The Clementia Pharmaceuticals’ case is a great example of how we are approaching investments in this sector.
1- Early-stage. BDC initially seeded the company as the sole investor along with the founders of the company. The capital provided financial resources to enable the completion of licensing negotiations, hire key advisors and perform market validation studies that helped shape the current development strategy. All this early stage effort supported the company in landing a very good licensing agreement with solid economics and secured a world-class syndicate while allowing the founders and BDC to maintain significant ownership and continued involvement. One important point of clarification: by “early” we do not always mean “early-stage technology”. Clementia’s investment thesis was to in-license a Phase II asset with an established safety profile. But when we got involved, it was a two-founder company with a great idea and no assets to table on. Technology is somewhat irrelevant in our investment thesis. We like to invest at the initiation of the idea, be the first VC involved and build great companies.
2- Improved Patient Outcome. Fibrodysplasia Ossificans Progressiva (FOP) is a severely disabling ultra-orphan disease characterized by painful flare-ups and abnormal bone formation in muscles, tendons and ligaments that progressively causes loss of mobility to affected joints, including inability to fully open the mouth limiting speech and eating. Extra bone formation around the rib cage restricts the expansion of lungs and diaphragm causing breathing complications. Lesions begin in early childhood and there is no treatment available for this terrible disease. Clementia’s lead product is a potent RARγ agonist that has recently been shown to block ossification in animal models, as well as in a transgenic model of FOP. Even a small improvement in patient mobility will have a significant impact on the quality of life of those affected and save a substantial amount of money to families and payers.
3-Defined Market. Unlike most orphan diseases, FOP is a well-characterized condition. Virtually all known patients with FOP have the same point mutation and all present a congenital malformation of the big toe at birth. There are seven hundred cases confirmed globally with 285 known cases in the United States alone.
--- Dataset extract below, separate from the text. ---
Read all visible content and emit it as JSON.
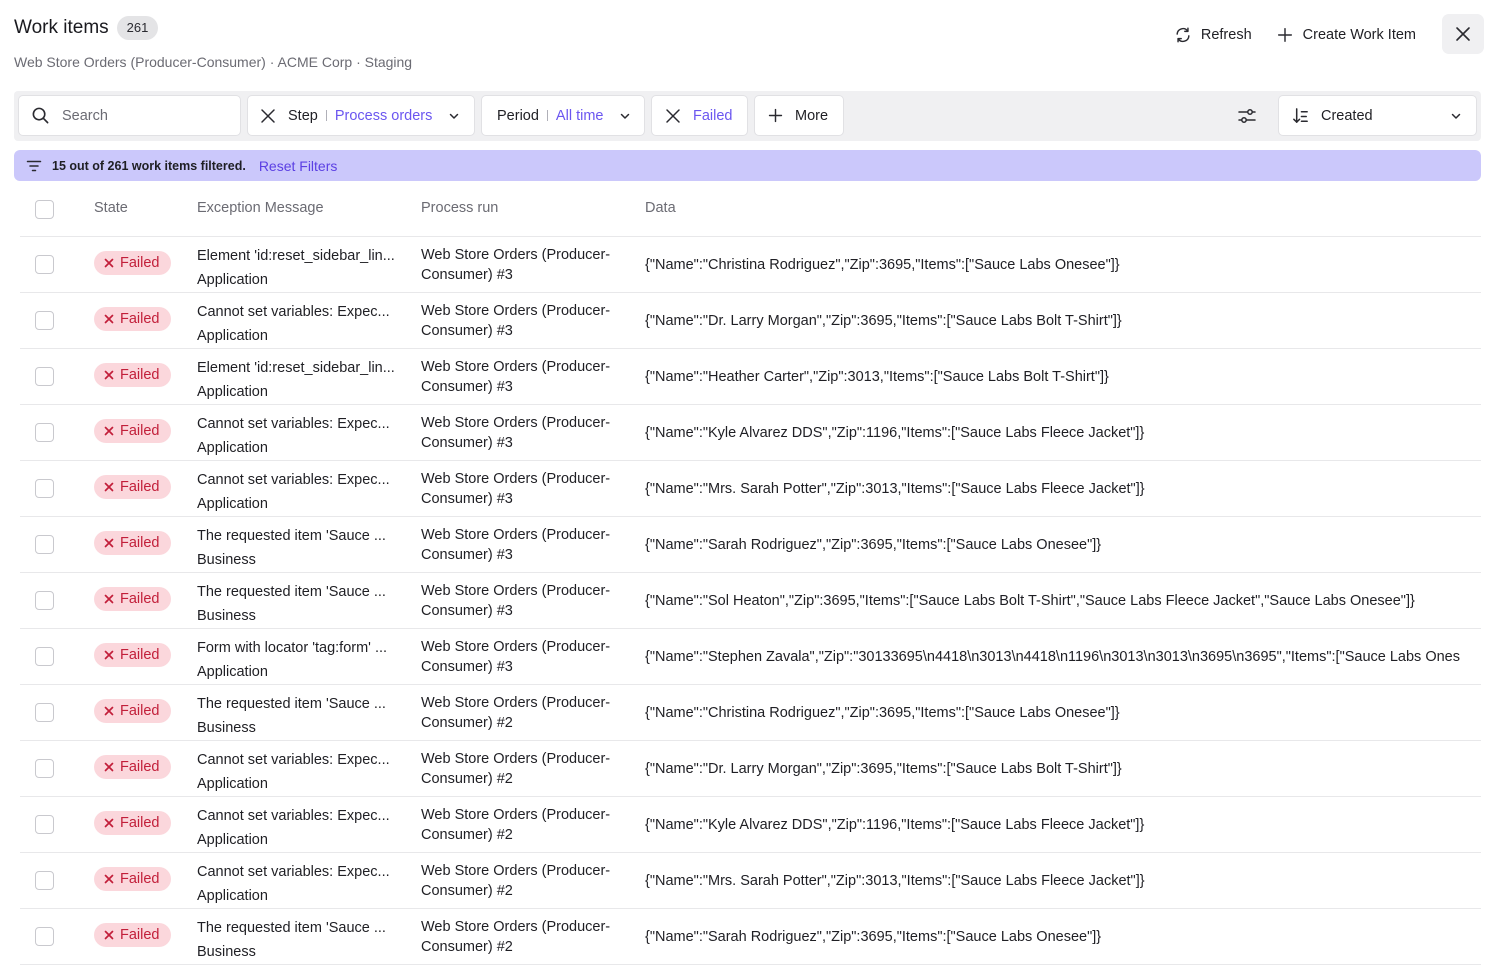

The advocacy groups are well organized around the world, especially in the U.S. and are involved at every level with all stakeholders, facilitating communication of program progress and simplifying market launch. Most of the early work done was to further validate the addressable market and better understand the patient pool.
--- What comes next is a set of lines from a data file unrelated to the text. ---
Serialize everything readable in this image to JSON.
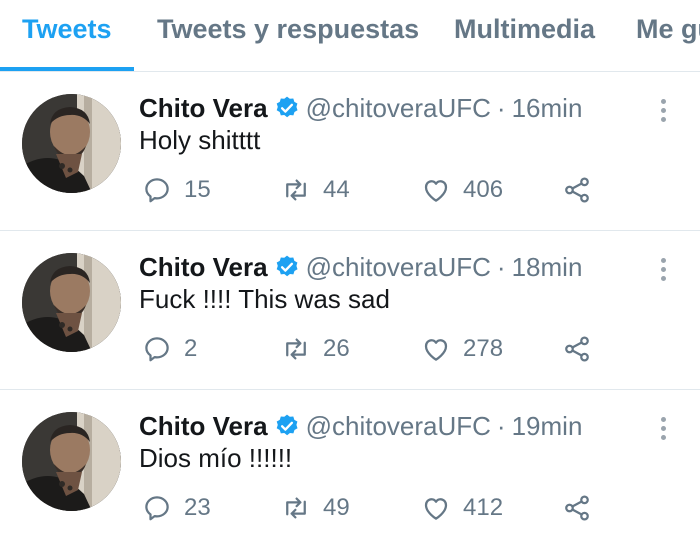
{
  "tabs": [
    {
      "label": "Tweets",
      "active": true
    },
    {
      "label": "Tweets y respuestas",
      "active": false
    },
    {
      "label": "Multimedia",
      "active": false
    },
    {
      "label": "Me gusta",
      "active": false
    }
  ],
  "colors": {
    "accent": "#1da1f2",
    "muted": "#657786",
    "text": "#14171a"
  },
  "tweets": [
    {
      "name": "Chito Vera",
      "handle": "@chitoveraUFC",
      "separator": "·",
      "time": "16min",
      "text": "Holy shitttt",
      "replies": "15",
      "retweets": "44",
      "likes": "406"
    },
    {
      "name": "Chito Vera",
      "handle": "@chitoveraUFC",
      "separator": "·",
      "time": "18min",
      "text": "Fuck !!!! This was sad",
      "replies": "2",
      "retweets": "26",
      "likes": "278"
    },
    {
      "name": "Chito Vera",
      "handle": "@chitoveraUFC",
      "separator": "·",
      "time": "19min",
      "text": "Dios mío !!!!!!",
      "replies": "23",
      "retweets": "49",
      "likes": "412"
    }
  ],
  "icons": {
    "verified": "verified-badge-icon",
    "reply": "reply-icon",
    "retweet": "retweet-icon",
    "like": "heart-icon",
    "share": "share-icon",
    "more": "more-options-icon"
  }
}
4- Early Partner Interest. Our approach is to invest early in new ventures and sometimes being the sole investor can be a risky endeavor. This is the reason why we need to rapidly test that the business model of an individual investment can attract partners that will help mitigate some of the early stage risk, provide external validation and continue to build value. In this case, the company attracted top-tier collaborators at every steps of the food chain, thanks to academic collaborations with UPMC, a pharma partnership with Roche Holding (ROG:VX) and a very solid syndicate with the closing of the financing led by Orbimed Advisors.
5- Great Management Team and Advisors. This is a prerequisite to all of our investments. The founders in this case, had rich business and academic experience with stellar successes in prior ventures. We are continuing to attract great talent at both the management and board levels as the company continues to rely on experienced advisors with a proven track record of success developing and commercializing drugs in the orphan disease space.
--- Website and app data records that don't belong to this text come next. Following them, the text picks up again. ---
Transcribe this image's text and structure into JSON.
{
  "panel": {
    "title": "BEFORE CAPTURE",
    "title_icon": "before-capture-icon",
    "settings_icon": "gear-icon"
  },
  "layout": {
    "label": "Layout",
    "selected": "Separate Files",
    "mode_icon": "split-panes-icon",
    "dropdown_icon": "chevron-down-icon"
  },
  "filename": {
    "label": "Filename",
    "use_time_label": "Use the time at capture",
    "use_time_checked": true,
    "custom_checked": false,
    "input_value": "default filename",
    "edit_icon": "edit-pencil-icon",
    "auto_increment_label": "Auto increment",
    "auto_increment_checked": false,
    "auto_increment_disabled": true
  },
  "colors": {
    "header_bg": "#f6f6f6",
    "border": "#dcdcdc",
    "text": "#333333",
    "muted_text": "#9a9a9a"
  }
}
Having said all this, we still have a long road ahead before seeing this drug in the hands of the patients and we expect many challenges ahead during development, we remain however excited to be part of this story and we look forward to making a difference in the battle against FOP.
Enough writing for now, I need to pack my suitcase for San Francisco. See you all at #JPM14!